In a new twist to China's tumultuous real estate sector, leading property developer Country Garden has failed to make a $15 million coupon repayment. This lapse has raised alarms, with sources revealing that bondholders, anxious about potential defaults, are now pushing for immediate discussions with the developer.

This urgency has led to the formation of two bondholder groups, one of which is in advanced stages of selecting financial advisors from renowned firms such as Moelis or PJT. This group, holding a considerable $2 billion in Country Garden's offshore bonds, consists mainly of international and fund manager investors.

"We are seeing a heightened need for transparency and clarity as concerns mount," said an insider, choosing anonymity due to the confidential nature of the details.

In another significant development, ratings giant Moody's has expressed concerns over Country Garden's financial health, hinting at a possible downgrade of the developer's 'corporate family rating'. Moody's raised eyebrows by stating that the company's senior unsecured rating is already at the floor of its ratings hierarchy.

The real estate giant, facing a potential liquidity crisis, seems to be looking at offloading assets. Notably, its Australian arm is on the brink of sealing a deal worth $250 million. The sale involves an undeveloped housing plot in Melbourne, expected to be acquired by Singapore's Frasers Property. Although both parties have refrained from commenting, this significant move was initially spotlighted by the Australian Financial Review.

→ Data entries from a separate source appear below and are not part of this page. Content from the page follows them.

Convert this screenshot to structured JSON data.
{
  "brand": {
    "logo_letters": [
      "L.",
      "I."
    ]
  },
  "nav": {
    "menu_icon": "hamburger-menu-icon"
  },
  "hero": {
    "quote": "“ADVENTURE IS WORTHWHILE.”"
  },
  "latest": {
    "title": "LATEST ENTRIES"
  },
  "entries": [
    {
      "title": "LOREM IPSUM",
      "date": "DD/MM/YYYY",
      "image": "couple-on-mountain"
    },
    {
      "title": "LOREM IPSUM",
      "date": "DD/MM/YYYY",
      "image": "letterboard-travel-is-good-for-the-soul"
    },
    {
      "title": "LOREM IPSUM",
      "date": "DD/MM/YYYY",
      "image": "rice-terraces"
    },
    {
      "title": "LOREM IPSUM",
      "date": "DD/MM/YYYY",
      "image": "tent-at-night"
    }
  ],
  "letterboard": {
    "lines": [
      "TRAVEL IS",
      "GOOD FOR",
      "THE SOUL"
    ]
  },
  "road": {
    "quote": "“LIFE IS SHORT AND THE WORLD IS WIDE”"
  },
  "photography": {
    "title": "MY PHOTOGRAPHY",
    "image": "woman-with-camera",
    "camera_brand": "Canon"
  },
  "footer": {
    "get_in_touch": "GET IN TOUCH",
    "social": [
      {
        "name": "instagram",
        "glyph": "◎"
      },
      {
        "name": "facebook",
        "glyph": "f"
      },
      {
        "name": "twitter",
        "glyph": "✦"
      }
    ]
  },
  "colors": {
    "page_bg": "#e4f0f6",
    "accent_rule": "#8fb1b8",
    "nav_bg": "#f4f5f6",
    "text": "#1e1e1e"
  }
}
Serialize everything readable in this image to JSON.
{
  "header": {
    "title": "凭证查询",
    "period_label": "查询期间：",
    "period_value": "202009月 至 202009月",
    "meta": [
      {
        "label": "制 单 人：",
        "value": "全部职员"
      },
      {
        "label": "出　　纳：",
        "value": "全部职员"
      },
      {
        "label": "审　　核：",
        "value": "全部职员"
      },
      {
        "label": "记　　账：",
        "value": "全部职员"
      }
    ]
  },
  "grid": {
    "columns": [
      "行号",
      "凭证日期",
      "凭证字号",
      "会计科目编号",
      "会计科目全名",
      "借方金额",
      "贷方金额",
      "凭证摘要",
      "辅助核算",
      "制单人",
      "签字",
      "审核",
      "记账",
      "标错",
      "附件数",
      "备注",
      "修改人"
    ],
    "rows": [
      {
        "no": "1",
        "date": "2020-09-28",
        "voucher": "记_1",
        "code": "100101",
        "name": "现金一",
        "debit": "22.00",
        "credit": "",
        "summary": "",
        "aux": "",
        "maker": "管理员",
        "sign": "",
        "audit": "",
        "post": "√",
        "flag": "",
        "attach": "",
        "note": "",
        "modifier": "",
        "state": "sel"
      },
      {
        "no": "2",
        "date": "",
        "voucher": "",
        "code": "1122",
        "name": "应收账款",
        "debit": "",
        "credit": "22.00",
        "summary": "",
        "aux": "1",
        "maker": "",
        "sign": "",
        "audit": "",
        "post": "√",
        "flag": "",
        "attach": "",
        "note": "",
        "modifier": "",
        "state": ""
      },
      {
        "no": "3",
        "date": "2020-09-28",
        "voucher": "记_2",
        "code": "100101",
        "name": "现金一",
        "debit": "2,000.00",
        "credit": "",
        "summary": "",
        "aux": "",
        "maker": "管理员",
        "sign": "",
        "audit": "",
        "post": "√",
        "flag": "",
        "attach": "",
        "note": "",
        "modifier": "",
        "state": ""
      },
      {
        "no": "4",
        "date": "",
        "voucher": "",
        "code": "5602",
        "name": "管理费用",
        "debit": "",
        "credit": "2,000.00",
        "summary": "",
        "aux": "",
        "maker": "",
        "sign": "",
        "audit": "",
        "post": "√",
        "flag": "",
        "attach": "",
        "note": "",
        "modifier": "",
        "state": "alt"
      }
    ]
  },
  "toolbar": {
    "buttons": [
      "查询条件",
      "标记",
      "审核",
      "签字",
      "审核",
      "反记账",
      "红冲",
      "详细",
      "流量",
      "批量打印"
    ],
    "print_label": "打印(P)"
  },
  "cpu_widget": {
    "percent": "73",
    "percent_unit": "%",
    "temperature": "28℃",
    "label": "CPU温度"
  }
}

However, concerns abound regarding Country Garden's substantial offshore bonds, valued at a whopping $11 billion. Missing the aforementioned payment may propel the company towards one of China's largest corporate debt restructurings. As of now, the developer remains tight-lipped about its payment status but had earlier signaled its inability to fulfill most forthcoming offshore debt obligations.

"Everyone's watching closely. Country Garden's journey towards debt restructuring is anticipated to be challenging," stated a representative from CreditSights.

The real estate firm is not solely dependent on domestic challenges. Four years ago, Country Garden embarked on an ambitious venture southwest of Sydney. Named Wilton Greens, the project was visualized as a vast community with 3,600 homes. However, today, the site remains largely barren with less than 50 houses underway.

"It's a stark difference between what was promised and the current reality. The landscape that was envisioned is nowhere in sight. It will take decades to achieve that vision," lamented Sebastian Pfautsch, an urban planning professor at the University of Western Sydney.

This disparity highlights the impact of tightening financial conditions on China's mega-developers as they grapple with rising interest rates and diminishing abilities to service debt.

Suzy Brandstater, a local council member, voiced her concerns, "It's disheartening. Trusting vague promises about infrastructure isn't good enough."

However, some investors remain hopeful. A few buyers at Wilton Greens see value appreciation in their land, suggesting Country Garden might not face losses in Australia.

Country Garden's CEO for Australia, Guotao Hu, defended their position, stating that their assets in Australia remain robust. "This sale aligns with Risland's strategy of portfolio optimization," he mentioned, referencing the developer's Australian subsidiary.

In the backdrop of these challenges, Country Garden's leadership remains resilient. The company dispelled rumors regarding its founder Yeung Kwok Keung and chairperson Yang Huiyan leaving the country. Instead, they emphasized their commitment and showcased their recent interactions with state-owned entities, reiterating their devotion to China's growth.

Yet, with the shadow of the China Evergrande crisis looming large, Country Garden's journey ahead remains fraught with uncertainties.